Recorded data:
----------------

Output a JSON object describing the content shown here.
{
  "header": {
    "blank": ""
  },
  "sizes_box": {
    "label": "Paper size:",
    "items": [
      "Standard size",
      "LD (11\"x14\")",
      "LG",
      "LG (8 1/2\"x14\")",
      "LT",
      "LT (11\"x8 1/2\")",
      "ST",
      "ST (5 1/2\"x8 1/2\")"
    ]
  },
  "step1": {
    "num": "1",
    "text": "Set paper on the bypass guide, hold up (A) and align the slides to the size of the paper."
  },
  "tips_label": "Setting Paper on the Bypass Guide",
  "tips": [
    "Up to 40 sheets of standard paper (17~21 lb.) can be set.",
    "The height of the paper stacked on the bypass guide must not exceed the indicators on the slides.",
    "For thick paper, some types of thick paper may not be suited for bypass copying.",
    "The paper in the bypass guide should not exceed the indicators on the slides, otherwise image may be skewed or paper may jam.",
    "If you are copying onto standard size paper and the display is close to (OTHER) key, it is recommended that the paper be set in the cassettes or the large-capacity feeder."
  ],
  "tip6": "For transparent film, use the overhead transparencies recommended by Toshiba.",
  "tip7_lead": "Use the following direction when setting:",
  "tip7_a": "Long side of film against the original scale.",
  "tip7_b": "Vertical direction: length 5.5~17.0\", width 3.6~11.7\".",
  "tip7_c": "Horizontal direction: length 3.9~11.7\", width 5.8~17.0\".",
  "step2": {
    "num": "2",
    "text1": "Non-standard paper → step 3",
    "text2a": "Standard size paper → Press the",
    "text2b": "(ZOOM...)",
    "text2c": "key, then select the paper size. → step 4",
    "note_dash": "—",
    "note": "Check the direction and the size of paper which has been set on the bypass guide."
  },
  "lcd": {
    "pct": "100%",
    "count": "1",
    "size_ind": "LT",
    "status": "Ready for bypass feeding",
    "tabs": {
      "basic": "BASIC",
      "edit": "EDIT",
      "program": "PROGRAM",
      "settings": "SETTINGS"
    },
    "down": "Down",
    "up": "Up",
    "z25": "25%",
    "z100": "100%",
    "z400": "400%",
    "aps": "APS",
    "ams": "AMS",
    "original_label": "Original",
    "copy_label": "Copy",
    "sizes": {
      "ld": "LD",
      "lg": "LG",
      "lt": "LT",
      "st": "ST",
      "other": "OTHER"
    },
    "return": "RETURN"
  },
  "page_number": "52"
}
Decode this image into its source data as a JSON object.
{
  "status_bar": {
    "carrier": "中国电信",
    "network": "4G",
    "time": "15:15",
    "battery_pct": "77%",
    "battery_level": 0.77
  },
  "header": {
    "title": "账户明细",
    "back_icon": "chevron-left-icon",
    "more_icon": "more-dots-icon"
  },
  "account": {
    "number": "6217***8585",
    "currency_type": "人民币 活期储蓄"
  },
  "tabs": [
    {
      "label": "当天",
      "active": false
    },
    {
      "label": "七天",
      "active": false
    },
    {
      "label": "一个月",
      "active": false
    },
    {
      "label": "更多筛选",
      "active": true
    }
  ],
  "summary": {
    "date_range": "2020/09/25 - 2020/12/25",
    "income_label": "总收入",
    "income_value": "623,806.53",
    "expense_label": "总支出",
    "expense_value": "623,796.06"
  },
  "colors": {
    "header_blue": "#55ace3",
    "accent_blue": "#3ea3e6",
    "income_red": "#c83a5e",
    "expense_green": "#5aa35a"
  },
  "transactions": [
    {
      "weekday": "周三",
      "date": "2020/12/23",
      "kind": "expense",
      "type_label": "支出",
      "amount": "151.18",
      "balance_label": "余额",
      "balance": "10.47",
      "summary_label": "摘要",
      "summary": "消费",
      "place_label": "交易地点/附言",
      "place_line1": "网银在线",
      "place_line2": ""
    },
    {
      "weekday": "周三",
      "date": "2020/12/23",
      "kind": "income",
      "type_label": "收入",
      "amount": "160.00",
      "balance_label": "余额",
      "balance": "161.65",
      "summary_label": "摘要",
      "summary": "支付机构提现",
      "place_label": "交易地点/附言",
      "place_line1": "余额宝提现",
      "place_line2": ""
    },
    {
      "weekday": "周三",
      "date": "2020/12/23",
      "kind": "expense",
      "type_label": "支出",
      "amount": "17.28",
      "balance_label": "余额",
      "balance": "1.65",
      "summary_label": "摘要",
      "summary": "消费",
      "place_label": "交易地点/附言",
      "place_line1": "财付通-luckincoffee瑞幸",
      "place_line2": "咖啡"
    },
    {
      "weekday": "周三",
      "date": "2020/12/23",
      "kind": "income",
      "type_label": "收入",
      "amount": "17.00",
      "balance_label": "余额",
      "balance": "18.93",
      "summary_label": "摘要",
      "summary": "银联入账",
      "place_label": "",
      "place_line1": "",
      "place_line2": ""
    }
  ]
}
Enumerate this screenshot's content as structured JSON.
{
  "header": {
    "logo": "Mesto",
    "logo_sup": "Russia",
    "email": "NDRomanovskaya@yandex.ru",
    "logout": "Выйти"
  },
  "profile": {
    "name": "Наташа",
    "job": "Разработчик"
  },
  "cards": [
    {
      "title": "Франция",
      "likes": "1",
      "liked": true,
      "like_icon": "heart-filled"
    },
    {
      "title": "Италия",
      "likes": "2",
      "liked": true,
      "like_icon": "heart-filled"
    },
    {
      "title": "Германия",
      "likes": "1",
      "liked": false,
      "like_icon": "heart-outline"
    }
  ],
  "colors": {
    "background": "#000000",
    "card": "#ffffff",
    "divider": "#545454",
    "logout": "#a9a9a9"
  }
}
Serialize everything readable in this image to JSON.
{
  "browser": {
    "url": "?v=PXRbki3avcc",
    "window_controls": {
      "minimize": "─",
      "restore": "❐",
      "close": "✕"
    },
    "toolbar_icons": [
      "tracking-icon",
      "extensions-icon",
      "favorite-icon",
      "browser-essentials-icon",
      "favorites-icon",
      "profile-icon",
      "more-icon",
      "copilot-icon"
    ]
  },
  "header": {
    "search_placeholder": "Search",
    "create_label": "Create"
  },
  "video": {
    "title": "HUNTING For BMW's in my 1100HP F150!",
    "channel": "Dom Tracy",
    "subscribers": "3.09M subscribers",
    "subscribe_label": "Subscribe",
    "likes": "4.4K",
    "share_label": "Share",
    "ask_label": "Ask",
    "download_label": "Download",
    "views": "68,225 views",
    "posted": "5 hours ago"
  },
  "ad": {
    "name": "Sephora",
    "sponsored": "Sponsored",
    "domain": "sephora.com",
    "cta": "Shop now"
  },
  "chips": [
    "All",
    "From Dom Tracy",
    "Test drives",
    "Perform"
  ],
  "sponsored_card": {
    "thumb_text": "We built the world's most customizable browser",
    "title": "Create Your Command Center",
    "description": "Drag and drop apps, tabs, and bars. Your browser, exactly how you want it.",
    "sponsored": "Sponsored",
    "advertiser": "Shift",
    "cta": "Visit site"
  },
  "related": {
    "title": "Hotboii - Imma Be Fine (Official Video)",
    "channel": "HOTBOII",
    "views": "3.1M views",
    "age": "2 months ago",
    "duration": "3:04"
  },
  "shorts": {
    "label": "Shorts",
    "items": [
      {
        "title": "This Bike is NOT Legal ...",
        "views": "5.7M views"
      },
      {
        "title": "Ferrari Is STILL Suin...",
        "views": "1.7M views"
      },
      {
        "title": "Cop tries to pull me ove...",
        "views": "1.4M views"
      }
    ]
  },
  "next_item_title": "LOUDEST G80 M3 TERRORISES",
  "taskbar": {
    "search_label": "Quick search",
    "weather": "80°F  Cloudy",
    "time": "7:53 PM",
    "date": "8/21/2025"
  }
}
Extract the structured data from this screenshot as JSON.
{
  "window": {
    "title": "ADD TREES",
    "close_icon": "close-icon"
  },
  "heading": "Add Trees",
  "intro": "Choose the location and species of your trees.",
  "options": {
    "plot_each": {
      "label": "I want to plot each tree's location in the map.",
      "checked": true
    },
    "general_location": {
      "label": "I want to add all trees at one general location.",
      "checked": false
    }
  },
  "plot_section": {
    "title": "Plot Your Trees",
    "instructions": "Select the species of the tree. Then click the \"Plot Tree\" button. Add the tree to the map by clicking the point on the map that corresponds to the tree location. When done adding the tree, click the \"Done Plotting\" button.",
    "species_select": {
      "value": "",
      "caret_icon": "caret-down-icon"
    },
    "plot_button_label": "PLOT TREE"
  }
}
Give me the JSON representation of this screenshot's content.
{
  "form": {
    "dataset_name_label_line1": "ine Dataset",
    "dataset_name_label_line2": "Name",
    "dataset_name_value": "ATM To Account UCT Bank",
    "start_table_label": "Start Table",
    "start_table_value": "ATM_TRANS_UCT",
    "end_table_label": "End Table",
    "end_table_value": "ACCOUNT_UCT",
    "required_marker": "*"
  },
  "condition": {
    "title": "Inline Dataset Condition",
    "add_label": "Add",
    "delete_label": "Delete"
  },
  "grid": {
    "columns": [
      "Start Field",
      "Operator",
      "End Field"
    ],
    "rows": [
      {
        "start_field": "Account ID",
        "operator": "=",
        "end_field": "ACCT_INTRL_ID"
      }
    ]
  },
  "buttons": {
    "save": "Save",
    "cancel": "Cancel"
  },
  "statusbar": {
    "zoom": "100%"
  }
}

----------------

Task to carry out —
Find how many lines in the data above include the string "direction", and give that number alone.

Exercise answer —
4